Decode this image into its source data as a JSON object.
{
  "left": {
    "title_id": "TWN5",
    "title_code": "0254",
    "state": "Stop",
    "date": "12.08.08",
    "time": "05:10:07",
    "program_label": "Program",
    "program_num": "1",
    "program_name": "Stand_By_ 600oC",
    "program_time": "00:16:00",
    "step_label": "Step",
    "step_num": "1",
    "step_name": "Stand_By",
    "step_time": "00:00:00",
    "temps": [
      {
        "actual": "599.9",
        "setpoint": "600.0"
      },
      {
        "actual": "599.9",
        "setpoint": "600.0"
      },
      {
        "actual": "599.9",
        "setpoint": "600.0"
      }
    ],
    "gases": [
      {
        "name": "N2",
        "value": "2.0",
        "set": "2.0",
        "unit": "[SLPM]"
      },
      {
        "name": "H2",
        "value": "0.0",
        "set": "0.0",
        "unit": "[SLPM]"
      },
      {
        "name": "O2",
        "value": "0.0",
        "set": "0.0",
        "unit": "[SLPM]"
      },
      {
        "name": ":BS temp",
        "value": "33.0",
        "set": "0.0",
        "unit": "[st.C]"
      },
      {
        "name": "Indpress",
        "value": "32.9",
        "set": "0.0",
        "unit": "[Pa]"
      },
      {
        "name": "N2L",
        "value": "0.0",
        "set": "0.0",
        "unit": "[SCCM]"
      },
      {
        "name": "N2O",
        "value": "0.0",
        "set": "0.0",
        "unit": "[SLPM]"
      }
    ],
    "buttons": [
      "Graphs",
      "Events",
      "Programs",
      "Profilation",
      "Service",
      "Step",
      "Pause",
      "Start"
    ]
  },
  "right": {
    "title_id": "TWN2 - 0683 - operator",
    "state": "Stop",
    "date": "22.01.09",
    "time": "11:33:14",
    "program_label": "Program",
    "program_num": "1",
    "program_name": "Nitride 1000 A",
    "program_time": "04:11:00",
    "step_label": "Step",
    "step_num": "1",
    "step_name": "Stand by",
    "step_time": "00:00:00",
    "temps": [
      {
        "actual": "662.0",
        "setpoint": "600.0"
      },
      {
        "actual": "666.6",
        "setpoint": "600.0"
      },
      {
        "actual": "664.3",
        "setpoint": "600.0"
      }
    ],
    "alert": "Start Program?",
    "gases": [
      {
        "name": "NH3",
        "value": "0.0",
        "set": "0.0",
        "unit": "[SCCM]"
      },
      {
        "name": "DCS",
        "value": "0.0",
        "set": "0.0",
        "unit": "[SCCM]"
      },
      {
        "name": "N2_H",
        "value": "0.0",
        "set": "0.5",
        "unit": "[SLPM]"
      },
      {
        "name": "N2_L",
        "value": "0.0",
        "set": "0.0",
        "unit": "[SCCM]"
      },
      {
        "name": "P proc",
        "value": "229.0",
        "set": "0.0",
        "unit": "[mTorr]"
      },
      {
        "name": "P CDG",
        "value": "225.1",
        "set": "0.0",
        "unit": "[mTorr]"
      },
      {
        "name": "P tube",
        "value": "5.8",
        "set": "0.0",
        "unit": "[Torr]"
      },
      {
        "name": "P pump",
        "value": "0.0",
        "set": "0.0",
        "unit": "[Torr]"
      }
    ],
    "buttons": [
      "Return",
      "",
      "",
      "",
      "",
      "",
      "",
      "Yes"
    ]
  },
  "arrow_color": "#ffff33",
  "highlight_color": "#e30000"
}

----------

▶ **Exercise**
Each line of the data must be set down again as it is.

▶ **Exercise output**
Decode this image into its source data as a JSON object.
{
  "left": {
    "title_id": "TWN5",
    "title_code": "0254",
    "state": "Stop",
    "date": "12.08.08",
    "time": "05:10:07",
    "program_label": "Program",
    "program_num": "1",
    "program_name": "Stand_By_ 600oC",
    "program_time": "00:16:00",
    "step_label": "Step",
    "step_num": "1",
    "step_name": "Stand_By",
    "step_time": "00:00:00",
    "temps": [
      {
        "actual": "599.9",
        "setpoint": "600.0"
      },
      {
        "actual": "599.9",
        "setpoint": "600.0"
      },
      {
        "actual": "599.9",
        "setpoint": "600.0"
      }
    ],
    "gases": [
      {
        "name": "N2",
        "value": "2.0",
        "set": "2.0",
        "unit": "[SLPM]"
      },
      {
        "name": "H2",
        "value": "0.0",
        "set": "0.0",
        "unit": "[SLPM]"
      },
      {
        "name": "O2",
        "value": "0.0",
        "set": "0.0",
        "unit": "[SLPM]"
      },
      {
        "name": ":BS temp",
        "value": "33.0",
        "set": "0.0",
        "unit": "[st.C]"
      },
      {
        "name": "Indpress",
        "value": "32.9",
        "set": "0.0",
        "unit": "[Pa]"
      },
      {
        "name": "N2L",
        "value": "0.0",
        "set": "0.0",
        "unit": "[SCCM]"
      },
      {
        "name": "N2O",
        "value": "0.0",
        "set": "0.0",
        "unit": "[SLPM]"
      }
    ],
    "buttons": [
      "Graphs",
      "Events",
      "Programs",
      "Profilation",
      "Service",
      "Step",
      "Pause",
      "Start"
    ]
  },
  "right": {
    "title_id": "TWN2 - 0683 - operator",
    "state": "Stop",
    "date": "22.01.09",
    "time": "11:33:14",
    "program_label": "Program",
    "program_num": "1",
    "program_name": "Nitride 1000 A",
    "program_time": "04:11:00",
    "step_label": "Step",
    "step_num": "1",
    "step_name": "Stand by",
    "step_time": "00:00:00",
    "temps": [
      {
        "actual": "662.0",
        "setpoint": "600.0"
      },
      {
        "actual": "666.6",
        "setpoint": "600.0"
      },
      {
        "actual": "664.3",
        "setpoint": "600.0"
      }
    ],
    "alert": "Start Program?",
    "gases": [
      {
        "name": "NH3",
        "value": "0.0",
        "set": "0.0",
        "unit": "[SCCM]"
      },
      {
        "name": "DCS",
        "value": "0.0",
        "set": "0.0",
        "unit": "[SCCM]"
      },
      {
        "name": "N2_H",
        "value": "0.0",
        "set": "0.5",
        "unit": "[SLPM]"
      },
      {
        "name": "N2_L",
        "value": "0.0",
        "set": "0.0",
        "unit": "[SCCM]"
      },
      {
        "name": "P proc",
        "value": "229.0",
        "set": "0.0",
        "unit": "[mTorr]"
      },
      {
        "name": "P CDG",
        "value": "225.1",
        "set": "0.0",
        "unit": "[mTorr]"
      },
      {
        "name": "P tube",
        "value": "5.8",
        "set": "0.0",
        "unit": "[Torr]"
      },
      {
        "name": "P pump",
        "value": "0.0",
        "set": "0.0",
        "unit": "[Torr]"
      }
    ],
    "buttons": [
      "Return",
      "",
      "",
      "",
      "",
      "",
      "",
      "Yes"
    ]
  },
  "arrow_color": "#ffff33",
  "highlight_color": "#e30000"
}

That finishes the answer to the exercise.